With housing targets in Leeds set to be reduced by almost 20,000 there are calls for planners to be more vigorous in enforcing legislation for the provision of affordable homes.
Leeds City Council has started a six-week consultation on its Core Strategy, covering all development in Leeds, in particular housing.
It follows new government guidelines on assessing future housing need, which states that Leeds needs to provide 51,952 new homes from 2017 to 2033 – not 70,000 as previously thought.
Together with a phased approach to bringing forward sites for development, an extended delivery period from 2028 to 2033 gives further flexibility to respond to levels of housing need in the city.
The updated Core Strategy also includes an increase in the percentage of affordable homes which should be built in new development projects from five to seven per cent.
Coun Stewart Golton (Lib Dem) said Leeds was under-performing in meeting those figures. At a recent meeting of the Executive Board, as the revised strategy was approved to go to consultation, he said: “It is welcomed that the affordability percentage is to be increased. Leeds is one of the top five (cities) for allowing developments off for affordable housing (requirements) because of a ‘viability assessment’. As a consequence we have lost 338 affordable homes. The ambition is there but our delivery on that is questionable. How can we perform better in that area?”
Tim Hill, chief planning officer said since 2014 there had been 132 schemes where the policy was applicable and 80 per cent were compliant, meaning 23 sites were not.

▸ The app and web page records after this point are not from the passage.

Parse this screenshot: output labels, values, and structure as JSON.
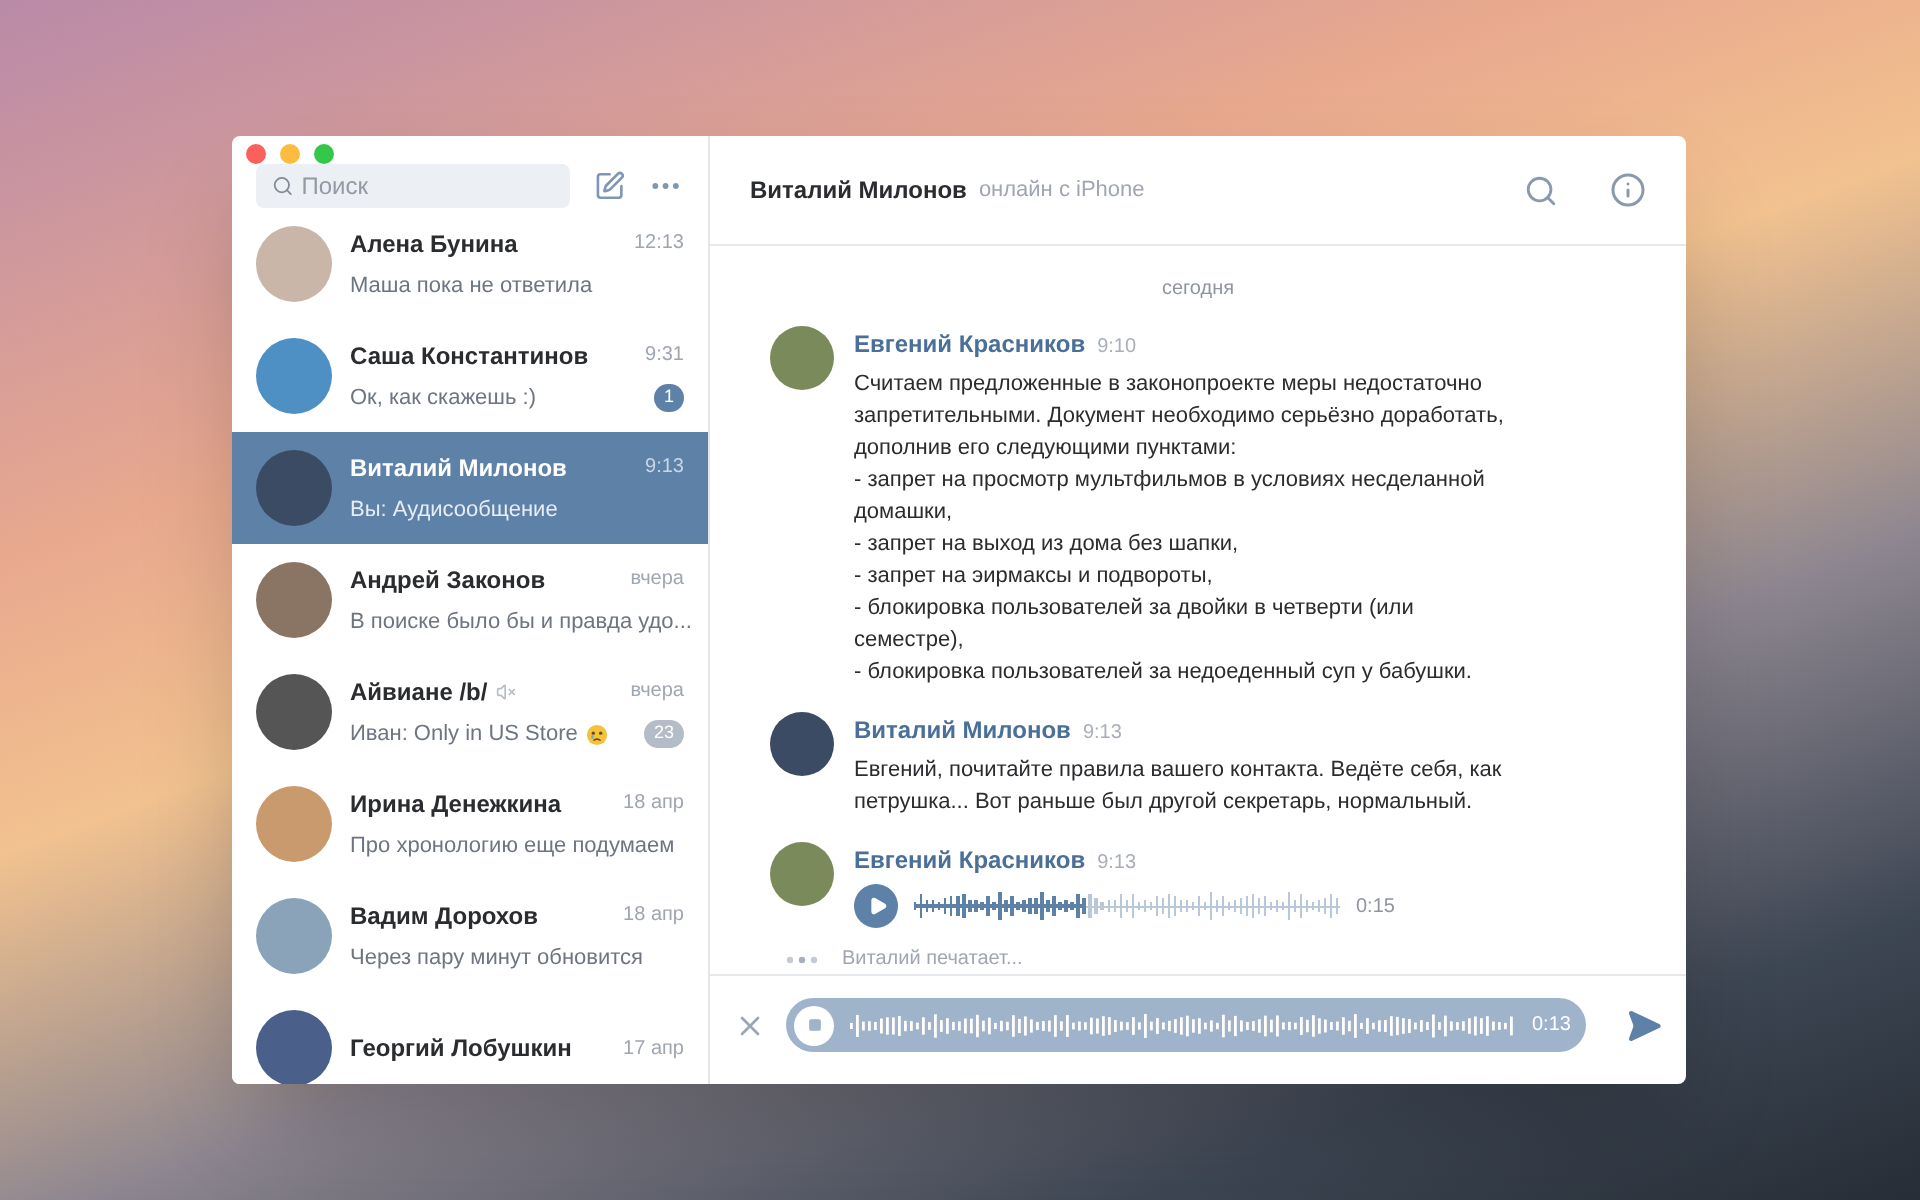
{
  "sidebar": {
    "search": {
      "placeholder": "Поиск"
    },
    "dialogs": [
      {
        "name": "Алена Бунина",
        "time": "12:13",
        "preview": "Маша пока не ответила",
        "selected": false,
        "muted": false,
        "color": "#c9b6a8"
      },
      {
        "name": "Саша Константинов",
        "time": "9:31",
        "preview": "Ок, как скажешь :)",
        "unread": "1",
        "selected": false,
        "muted": false,
        "color": "#4e8fc4"
      },
      {
        "name": "Виталий Милонов",
        "time": "9:13",
        "preview": "Вы: Аудисообщение",
        "selected": true,
        "muted": false,
        "color": "#3a4b63"
      },
      {
        "name": "Андрей Законов",
        "time": "вчера",
        "preview": "В поиске было бы и правда удо...",
        "selected": false,
        "muted": false,
        "color": "#8a7565"
      },
      {
        "name": "Айвиане /b/",
        "time": "вчера",
        "preview": "Иван: Only in US Store",
        "emoji": true,
        "unread": "23",
        "selected": false,
        "muted": true,
        "color": "#555555"
      },
      {
        "name": "Ирина Денежкина",
        "time": "18 апр",
        "preview": "Про хронологию еще подумаем",
        "selected": false,
        "muted": false,
        "color": "#c99a6e"
      },
      {
        "name": "Вадим Дорохов",
        "time": "18 апр",
        "preview": "Через пару минут обновится",
        "selected": false,
        "muted": false,
        "color": "#8aa3b8"
      },
      {
        "name": "Георгий Лобушкин",
        "time": "17 апр",
        "selected": false,
        "muted": false,
        "color": "#4a5f8a"
      }
    ]
  },
  "chat": {
    "name": "Виталий Милонов",
    "status": "онлайн с iPhone",
    "date": "сегодня",
    "messages": [
      {
        "kind": "text",
        "author": "Евгений Красников",
        "time": "9:10",
        "color": "#7a8a5a",
        "text": "Считаем предложенные в законопроекте меры недостаточно\nзапретительными. Документ необходимо серьёзно доработать,\nдополнив его следующими пунктами:\n- запрет на просмотр мультфильмов в условиях несделанной\nдомашки,\n- запрет на выход из дома без шапки,\n- запрет на эирмаксы и подвороты,\n- блокировка пользователей за двойки в четверти (или\nсеместре),\n- блокировка пользователей за недоеденный суп у бабушки."
      },
      {
        "kind": "text",
        "author": "Виталий Милонов",
        "time": "9:13",
        "color": "#3a4b63",
        "text": "Евгений, почитайте правила вашего контакта. Ведёте себя, как\nпетрушка... Вот раньше был другой секретарь, нормальный."
      },
      {
        "kind": "voice",
        "author": "Евгений Красников",
        "time": "9:13",
        "color": "#7a8a5a",
        "level": 0.4,
        "duration": "0:15"
      }
    ],
    "typing": "Виталий печатает...",
    "recording": {
      "duration": "0:13"
    }
  }
}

Two drop-ins will be at the Civic Hall. One for the public, March 1, 2pm-7pm and developers on March 15, 2pm.